Initially, the transition seemed to be going exceptionally well. From her first day in early October through early November, T really blended in. She seemed to make friends quickly. She was bright, an athlete and just an all around nice girl.
By the second week in November she was complaining of not feeling well. She had started to lose weight. Her Mom took her to her local physician. He did some preliminary tests and found nothing. He suggested she see a pediatric specialist at Washington's Children's Hospital. He immediately hospitalized her.
She was in the hospital for a little more than a week and had every test imaginable. All the test results were negative. One afternoon her Mom was visiting and all of a sudden T started to cry uncontrollably.
Finally, through that conversation the missing piece emerged that helped to explain why she was feeling so poorly and was losing weight.
During the second week in her new school, T was in the girls' room. She was in a stall and a group of popular eighth grade girls were in the bathroom talking up a storm. They started talking about the new girl and how all the popular boys were "ga ga" about her because she was attractive, athletic and just plain nice. One of the more vocal girls started talking about T as being a tease and that she had heard T was a slut who slept around.
Needless to say, T took all of that in and was devastated. She could not believe what she heard. She had not even dated, never mind been intimate with a boy. She could not believe how these girls could be gossiping about her, when from her perspective she did nothing wrong. All she did was transfer into their school and try to be friendly and nice.
After much prodding, T finally told her mother who the girls were. Her Mom called me immediately and I had a meeting with every girl in question. I told them what I had heard. They were shocked and embarrassed. I felt compelled to tell them how I heard and what this gossip triggered in an innocent person's life.
The eighth grade girls involved were good kids from good families. They were genuinely ashamed of what their conversation provoked. They never intended for T to hear what they had said. It was a painful, but powerful learning experience for all involved.
Children are not born gossipers. That is an unfortunate deviant behavior that they learn from adults. Unfortunately, it happens too often among older people and they don't even realize how destructive their comments can be.

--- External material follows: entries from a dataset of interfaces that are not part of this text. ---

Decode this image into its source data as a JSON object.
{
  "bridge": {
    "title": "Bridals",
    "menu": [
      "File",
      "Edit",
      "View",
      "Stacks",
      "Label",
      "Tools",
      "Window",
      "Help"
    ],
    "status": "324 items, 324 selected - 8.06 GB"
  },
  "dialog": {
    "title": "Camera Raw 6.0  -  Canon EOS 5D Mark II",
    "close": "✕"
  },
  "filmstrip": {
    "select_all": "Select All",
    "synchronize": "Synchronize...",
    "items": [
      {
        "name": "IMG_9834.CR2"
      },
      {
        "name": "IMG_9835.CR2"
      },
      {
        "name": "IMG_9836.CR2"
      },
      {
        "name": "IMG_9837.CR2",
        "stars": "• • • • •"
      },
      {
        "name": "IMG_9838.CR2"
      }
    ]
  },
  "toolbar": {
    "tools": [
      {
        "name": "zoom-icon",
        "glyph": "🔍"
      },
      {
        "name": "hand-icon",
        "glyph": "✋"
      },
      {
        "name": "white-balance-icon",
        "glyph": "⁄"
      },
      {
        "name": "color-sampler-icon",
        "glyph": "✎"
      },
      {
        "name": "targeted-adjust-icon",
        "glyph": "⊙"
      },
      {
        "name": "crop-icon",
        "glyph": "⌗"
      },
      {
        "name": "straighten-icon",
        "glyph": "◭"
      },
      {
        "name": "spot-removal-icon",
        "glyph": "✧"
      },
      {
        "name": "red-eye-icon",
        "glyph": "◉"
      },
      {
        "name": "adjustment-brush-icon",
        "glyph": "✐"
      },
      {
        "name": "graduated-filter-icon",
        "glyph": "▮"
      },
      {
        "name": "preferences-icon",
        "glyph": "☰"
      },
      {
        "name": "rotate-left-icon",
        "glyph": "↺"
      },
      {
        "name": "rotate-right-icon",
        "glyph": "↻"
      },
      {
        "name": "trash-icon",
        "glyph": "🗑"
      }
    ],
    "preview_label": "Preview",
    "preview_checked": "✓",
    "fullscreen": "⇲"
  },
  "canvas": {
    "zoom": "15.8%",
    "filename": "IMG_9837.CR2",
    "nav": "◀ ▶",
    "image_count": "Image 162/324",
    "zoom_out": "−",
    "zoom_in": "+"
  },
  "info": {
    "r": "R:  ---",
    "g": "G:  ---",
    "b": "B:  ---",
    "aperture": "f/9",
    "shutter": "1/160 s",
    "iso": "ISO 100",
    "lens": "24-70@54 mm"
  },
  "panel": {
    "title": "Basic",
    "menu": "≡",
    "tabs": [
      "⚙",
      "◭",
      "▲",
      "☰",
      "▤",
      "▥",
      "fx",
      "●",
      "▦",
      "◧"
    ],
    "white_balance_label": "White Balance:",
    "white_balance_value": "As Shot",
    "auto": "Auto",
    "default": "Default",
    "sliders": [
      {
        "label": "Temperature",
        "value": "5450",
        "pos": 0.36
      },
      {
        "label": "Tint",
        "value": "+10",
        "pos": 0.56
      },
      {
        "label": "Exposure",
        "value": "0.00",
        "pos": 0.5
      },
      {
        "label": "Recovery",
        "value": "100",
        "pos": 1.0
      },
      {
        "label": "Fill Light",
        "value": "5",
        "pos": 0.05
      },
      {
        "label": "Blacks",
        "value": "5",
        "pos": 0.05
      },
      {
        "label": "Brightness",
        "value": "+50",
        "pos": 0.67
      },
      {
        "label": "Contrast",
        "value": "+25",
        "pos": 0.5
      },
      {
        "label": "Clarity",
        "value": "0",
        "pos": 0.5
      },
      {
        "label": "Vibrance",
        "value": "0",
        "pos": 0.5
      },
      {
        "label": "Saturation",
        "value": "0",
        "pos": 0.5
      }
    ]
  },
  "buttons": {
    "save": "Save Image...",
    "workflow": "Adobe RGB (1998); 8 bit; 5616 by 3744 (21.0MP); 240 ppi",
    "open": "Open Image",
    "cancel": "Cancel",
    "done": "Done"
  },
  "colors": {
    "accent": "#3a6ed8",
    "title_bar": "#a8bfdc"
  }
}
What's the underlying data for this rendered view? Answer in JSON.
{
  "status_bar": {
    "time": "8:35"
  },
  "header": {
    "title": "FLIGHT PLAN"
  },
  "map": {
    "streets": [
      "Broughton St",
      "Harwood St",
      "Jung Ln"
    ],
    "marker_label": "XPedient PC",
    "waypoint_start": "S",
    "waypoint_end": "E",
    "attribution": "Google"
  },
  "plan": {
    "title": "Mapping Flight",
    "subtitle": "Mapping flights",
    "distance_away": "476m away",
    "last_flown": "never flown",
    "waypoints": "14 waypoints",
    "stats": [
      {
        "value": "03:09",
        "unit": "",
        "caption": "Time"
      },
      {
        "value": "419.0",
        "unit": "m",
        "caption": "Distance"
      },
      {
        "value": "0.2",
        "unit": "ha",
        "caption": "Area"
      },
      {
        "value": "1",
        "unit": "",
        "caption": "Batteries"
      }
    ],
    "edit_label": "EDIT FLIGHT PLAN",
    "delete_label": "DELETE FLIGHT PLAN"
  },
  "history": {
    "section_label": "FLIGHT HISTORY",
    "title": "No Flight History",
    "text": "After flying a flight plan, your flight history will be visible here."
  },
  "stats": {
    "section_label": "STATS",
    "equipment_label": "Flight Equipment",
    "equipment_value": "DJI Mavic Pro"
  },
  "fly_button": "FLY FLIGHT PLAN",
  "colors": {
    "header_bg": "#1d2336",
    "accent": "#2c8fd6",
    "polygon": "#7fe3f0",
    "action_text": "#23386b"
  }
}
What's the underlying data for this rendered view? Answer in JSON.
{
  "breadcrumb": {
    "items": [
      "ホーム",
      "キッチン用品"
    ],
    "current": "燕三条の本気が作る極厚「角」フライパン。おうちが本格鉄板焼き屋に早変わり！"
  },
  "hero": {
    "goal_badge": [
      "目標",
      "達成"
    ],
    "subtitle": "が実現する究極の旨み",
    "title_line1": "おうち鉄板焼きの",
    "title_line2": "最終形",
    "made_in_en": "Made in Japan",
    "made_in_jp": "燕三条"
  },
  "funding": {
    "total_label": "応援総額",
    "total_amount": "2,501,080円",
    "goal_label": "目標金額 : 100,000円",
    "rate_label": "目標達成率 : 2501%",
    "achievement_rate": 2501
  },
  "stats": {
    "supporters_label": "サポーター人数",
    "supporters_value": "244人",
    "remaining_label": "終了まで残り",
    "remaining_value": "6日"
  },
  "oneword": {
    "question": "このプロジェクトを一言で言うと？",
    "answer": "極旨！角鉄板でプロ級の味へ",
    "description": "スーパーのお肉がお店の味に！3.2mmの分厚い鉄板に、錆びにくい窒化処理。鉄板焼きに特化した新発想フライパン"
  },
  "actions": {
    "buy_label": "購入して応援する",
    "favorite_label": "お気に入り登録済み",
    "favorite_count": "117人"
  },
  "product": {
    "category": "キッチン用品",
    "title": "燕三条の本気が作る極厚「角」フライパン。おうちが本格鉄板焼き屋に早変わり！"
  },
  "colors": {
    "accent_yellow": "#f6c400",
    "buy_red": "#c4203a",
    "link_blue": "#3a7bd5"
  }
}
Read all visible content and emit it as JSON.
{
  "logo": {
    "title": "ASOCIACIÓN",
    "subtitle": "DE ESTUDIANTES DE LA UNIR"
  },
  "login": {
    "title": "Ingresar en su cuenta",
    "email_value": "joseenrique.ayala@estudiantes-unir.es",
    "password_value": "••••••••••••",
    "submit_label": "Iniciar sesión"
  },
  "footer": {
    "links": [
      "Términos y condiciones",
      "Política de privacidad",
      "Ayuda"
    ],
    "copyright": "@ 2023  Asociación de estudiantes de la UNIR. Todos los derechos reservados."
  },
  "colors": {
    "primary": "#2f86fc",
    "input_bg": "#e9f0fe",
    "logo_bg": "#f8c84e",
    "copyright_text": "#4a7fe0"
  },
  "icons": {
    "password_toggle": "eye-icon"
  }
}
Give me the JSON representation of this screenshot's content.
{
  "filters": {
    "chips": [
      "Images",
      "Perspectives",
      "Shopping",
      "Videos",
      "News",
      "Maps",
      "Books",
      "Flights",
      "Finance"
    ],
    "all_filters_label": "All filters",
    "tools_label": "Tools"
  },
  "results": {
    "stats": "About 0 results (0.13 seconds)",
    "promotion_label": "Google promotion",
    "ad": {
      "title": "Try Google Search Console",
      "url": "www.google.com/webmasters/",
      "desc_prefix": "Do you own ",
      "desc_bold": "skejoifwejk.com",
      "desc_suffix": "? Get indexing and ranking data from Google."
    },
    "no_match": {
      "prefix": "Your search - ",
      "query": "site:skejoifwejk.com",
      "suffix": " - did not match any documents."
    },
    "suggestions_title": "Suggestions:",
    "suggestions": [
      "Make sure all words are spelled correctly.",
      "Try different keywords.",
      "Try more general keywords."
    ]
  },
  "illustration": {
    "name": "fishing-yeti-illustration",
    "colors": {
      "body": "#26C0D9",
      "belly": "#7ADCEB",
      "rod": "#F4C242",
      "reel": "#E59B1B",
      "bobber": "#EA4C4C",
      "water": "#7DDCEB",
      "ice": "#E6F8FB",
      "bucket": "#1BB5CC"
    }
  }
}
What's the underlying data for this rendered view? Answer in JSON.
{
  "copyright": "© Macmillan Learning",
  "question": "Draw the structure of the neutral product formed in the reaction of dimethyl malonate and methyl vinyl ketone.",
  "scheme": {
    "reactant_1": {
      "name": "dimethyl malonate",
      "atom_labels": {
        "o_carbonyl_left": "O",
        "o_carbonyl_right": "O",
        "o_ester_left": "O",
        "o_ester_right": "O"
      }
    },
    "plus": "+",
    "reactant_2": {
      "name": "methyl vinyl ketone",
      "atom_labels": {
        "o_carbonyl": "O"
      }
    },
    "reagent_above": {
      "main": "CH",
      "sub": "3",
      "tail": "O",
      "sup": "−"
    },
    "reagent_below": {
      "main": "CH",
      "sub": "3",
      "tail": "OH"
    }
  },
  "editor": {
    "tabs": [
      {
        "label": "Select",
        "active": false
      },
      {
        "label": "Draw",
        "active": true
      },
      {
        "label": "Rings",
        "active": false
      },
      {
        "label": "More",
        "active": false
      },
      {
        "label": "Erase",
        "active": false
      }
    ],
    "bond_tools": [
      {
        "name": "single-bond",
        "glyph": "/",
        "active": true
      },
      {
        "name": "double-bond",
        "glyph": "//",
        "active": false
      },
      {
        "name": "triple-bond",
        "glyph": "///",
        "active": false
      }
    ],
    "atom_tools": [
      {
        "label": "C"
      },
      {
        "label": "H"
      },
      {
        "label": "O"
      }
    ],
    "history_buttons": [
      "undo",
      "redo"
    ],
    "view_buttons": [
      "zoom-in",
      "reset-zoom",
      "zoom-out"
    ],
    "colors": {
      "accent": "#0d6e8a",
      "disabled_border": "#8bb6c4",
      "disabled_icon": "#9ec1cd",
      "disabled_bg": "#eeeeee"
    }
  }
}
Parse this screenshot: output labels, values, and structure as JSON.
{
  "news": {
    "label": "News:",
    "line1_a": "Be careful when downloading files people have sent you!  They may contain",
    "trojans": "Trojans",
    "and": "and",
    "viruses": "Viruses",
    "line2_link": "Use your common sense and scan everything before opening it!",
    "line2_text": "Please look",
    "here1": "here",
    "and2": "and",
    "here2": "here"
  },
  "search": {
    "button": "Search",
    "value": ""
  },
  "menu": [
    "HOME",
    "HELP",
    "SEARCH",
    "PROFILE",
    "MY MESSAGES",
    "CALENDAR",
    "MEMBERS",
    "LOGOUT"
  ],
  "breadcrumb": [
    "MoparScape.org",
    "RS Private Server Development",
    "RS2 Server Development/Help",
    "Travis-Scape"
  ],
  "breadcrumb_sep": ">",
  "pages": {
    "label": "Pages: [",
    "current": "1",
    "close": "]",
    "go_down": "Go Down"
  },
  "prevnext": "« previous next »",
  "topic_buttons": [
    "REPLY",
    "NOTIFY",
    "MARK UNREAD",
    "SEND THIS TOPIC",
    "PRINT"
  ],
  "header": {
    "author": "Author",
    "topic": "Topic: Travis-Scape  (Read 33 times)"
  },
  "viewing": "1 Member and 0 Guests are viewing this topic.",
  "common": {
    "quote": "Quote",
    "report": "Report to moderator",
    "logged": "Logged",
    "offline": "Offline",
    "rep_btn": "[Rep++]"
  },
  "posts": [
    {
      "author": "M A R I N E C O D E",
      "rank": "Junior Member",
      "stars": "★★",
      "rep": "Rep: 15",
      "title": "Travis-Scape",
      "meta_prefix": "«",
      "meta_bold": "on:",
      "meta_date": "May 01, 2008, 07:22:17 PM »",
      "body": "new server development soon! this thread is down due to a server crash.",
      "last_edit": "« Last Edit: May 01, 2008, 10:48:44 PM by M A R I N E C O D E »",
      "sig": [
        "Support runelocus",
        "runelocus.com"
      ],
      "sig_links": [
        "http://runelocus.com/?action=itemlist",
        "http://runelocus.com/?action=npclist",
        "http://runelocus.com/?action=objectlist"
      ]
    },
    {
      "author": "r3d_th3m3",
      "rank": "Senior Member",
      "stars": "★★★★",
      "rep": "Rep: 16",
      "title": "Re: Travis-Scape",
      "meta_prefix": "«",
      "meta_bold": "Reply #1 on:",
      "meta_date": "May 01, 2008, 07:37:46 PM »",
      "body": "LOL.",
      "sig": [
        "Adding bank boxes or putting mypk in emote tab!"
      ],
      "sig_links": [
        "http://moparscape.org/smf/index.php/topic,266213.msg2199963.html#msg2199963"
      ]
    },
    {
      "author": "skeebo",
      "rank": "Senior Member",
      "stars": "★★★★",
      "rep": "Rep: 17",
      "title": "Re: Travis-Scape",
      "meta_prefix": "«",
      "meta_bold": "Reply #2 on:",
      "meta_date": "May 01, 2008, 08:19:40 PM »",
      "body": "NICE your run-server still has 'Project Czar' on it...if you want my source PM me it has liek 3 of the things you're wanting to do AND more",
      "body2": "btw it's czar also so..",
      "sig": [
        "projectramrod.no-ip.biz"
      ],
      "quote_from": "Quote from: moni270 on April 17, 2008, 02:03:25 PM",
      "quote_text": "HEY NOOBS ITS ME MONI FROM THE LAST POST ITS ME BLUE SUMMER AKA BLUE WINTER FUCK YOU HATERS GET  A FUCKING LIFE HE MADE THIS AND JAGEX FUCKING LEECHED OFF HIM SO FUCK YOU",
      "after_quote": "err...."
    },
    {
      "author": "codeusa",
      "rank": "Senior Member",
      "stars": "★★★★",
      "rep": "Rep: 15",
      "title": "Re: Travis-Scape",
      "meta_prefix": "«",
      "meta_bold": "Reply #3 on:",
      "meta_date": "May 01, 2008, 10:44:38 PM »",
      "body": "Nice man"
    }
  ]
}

How often I have heard teenagers complain that their parents have put down their friends based on very shallow, external observations like how a teenager is dressed or the fact that a teenager has extensive body piercings and/or tattoos. Comments are made publicly that border on slander and the adult has never spoken to the teenager and knows nothing about him or her except that they don't like his or her look.
The positive aspect of a small community is the camaraderie and sense of closeness among neighbors, especially in times of need. The down side of small communities is the infectious gossip where parents unconsciously with other parents put down children they don't like and repeat stories that are hearsay. Equally as destructive is when school personnel reach out to students, gain their confidence and hear things they don't want to know. They break a students' confidence and negative things are shared out of context without said student's permission. That information becomes part of the gossip that unbeknownst to the adults becomes lethal and destroys a young persons confidence and willingness to trust adults.
When we were kids, my Irish Catholic mother used to say "if you don't have something good to say about another, then it is better to say nothing at all," - a concept that needs to be revived!